Fees and service charges

All depository accounts can have fees, such as service fees, overdraft fees, or ATM fees, associated with them, although the best banks don't charge fees. Money market accounts are no exception; in fact, they are more likely to charge fees than checking and savings accounts, and the fees they charge tend to be higher. 

The most common fees you'll see with money market accounts are fees for falling under an average minimum monthly balance. Check with your bank or credit union ahead of time to see what fees and service charges come with the money market account you're interested in.

Limitations and considerations

Withdrawal and transaction limits

It's important to understand money market account limitations. Just like savings accounts, money market accounts frequently put limits on how many times you can withdraw money per month. There used to be a federal requirement that limited withdrawals to six per month; it's no longer enforced, but many money market accounts still have that limitation.

If being able to withdraw money without any limits is important to you, check with the bank or credit union you're interested in to see what its policies are. You might end up wanting a checking account instead.

Comparing MMAs to other investment options

When comparing money market accounts to investing, money market accounts have two big advantages: security and liquidity. In exchange, they generally don't offer as high rates of return. 

For example, the average interest rate of a money market account is 0.66%, according to the FDIC. The best money market accounts make between over 5% APY. 

In comparison, the average stock market return is historically around 10.7%. Keep in mind, though, that investment returns are nowhere near assured.
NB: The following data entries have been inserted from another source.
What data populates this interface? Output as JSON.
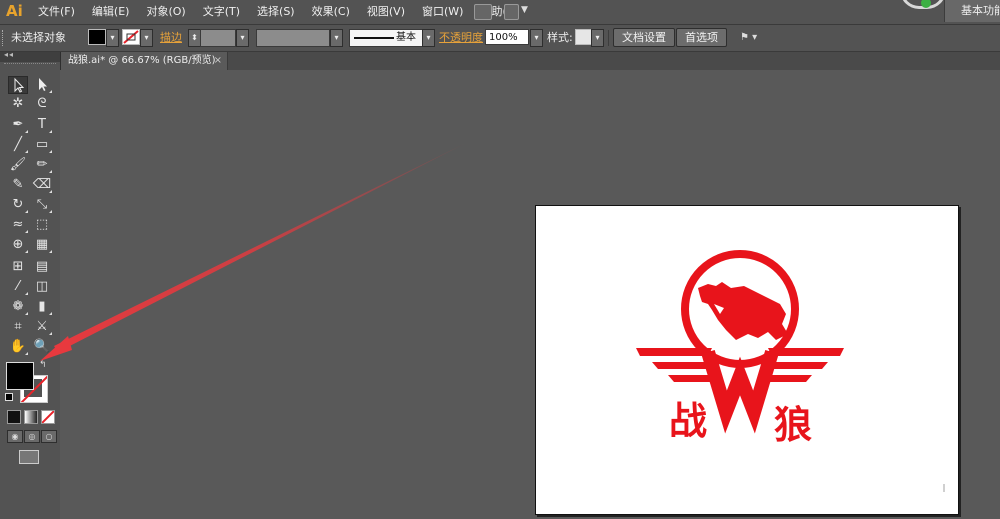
{
  "app": {
    "logo": "Ai"
  },
  "menu": [
    "文件(F)",
    "编辑(E)",
    "对象(O)",
    "文字(T)",
    "选择(S)",
    "效果(C)",
    "视图(V)",
    "窗口(W)",
    "帮助(H)"
  ],
  "workspace": {
    "label": "基本功能"
  },
  "control_bar": {
    "selection_label": "未选择对象",
    "stroke_label": "描边",
    "stroke_profile": "基本",
    "opacity_label": "不透明度",
    "opacity_value": "100%",
    "style_label": "样式",
    "document_setup_label": "文档设置",
    "preferences_label": "首选项"
  },
  "document_tab": {
    "title": "战狼.ai* @ 66.67% (RGB/预览)",
    "close": "×"
  },
  "artboard": {
    "logo_text": [
      "战",
      "狼"
    ],
    "logo_color": "#e8141b"
  },
  "annotation": {
    "arrow_color": "#e8393e"
  },
  "toolbox": {
    "tools": [
      "selection-tool",
      "direct-selection-tool",
      "magic-wand-tool",
      "lasso-tool",
      "pen-tool",
      "type-tool",
      "line-segment-tool",
      "rectangle-tool",
      "paintbrush-tool",
      "pencil-tool",
      "blob-brush-tool",
      "eraser-tool",
      "rotate-tool",
      "scale-tool",
      "width-tool",
      "free-transform-tool",
      "shape-builder-tool",
      "perspective-grid-tool",
      "mesh-tool",
      "gradient-tool",
      "eyedropper-tool",
      "blend-tool",
      "symbol-sprayer-tool",
      "column-graph-tool",
      "artboard-tool",
      "slice-tool",
      "hand-tool",
      "zoom-tool"
    ],
    "fill_color": "#000000",
    "stroke": "none"
  }
}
It's very easy to lose money in the stock market, and even low-risk investments, like money market funds, come with the risk of losing money.
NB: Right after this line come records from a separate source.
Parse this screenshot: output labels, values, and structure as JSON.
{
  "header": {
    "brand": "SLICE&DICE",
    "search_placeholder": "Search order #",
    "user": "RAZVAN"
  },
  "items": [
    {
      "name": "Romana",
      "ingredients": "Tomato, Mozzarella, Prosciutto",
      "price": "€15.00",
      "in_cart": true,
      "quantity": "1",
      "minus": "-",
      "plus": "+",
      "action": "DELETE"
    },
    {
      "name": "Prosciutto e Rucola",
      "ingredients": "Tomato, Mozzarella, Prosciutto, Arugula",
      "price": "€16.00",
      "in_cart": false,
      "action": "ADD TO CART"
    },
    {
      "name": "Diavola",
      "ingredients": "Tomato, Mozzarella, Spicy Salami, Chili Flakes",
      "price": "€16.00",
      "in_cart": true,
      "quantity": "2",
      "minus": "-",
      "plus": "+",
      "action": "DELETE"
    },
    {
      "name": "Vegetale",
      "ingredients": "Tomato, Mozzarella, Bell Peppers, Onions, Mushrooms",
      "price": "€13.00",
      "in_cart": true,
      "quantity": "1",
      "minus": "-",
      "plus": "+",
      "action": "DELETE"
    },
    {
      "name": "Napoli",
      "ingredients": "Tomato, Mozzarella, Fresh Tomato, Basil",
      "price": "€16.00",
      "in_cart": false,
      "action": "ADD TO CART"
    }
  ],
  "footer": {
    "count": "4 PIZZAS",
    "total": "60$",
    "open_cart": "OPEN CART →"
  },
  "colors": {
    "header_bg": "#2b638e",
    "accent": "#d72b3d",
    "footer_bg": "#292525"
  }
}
How to choose the right money market account

There are several important factors to consider when choosing a money market account, and what you care about most will likely depend on your personal values and needs. 

Working on how to find the best money market rates might be the most important to you. However, it's also important to consider things like fees, minimum balance requirements, access to paper checks, or if the bank or credit union matches your values, such as environmentally friendly banks. 

Rebell says that opening a money market account with a bank you already know is sometimes the right call. "There is something to be said, if you are comfortable in your bank, and you choose to keep your business there because of other services that they offer."

Role of money market accounts

Liquidity and risk management

Money market accounts are low-risk because they are bank accounts. With money market accounts, you can have easy access to your money during emergencies while still making a great rate, and you don't need to worry that your money will be gone when you need it most.

Ultimately, Rebell recommends speaking to a financial planner who can understand your individual situation when deciding on a financial portfolio. At the same time, Rebell says that money market accounts might be a good place for your emergency funds, depending on your situation. 

"It's a good place to stash your emergency fund savings because you do have that liquidity, but you're getting that little bit extra bang for your buck," says Rebell. Keep in mind that a high-yield savings account might be better for you if your emergency fund is smaller and doesn't meet your money market account's minimum balance requirements.

Diversifying your savings strategies

Since money market accounts are low-risk, you might consider a higher-risk investment with a higher return, like a mutual fund, if you have money that you're not afraid to lose. 

Investing apps can help you get started investing, if you're comfortable investing from your phone.

On the other hand, if you have money you don't want to lose but also won't need anytime soon, you might want to consider a certificate of deposit. These are insured, like money market accounts, but you generally can't withdraw money from them until their term length is up without paying significant fees.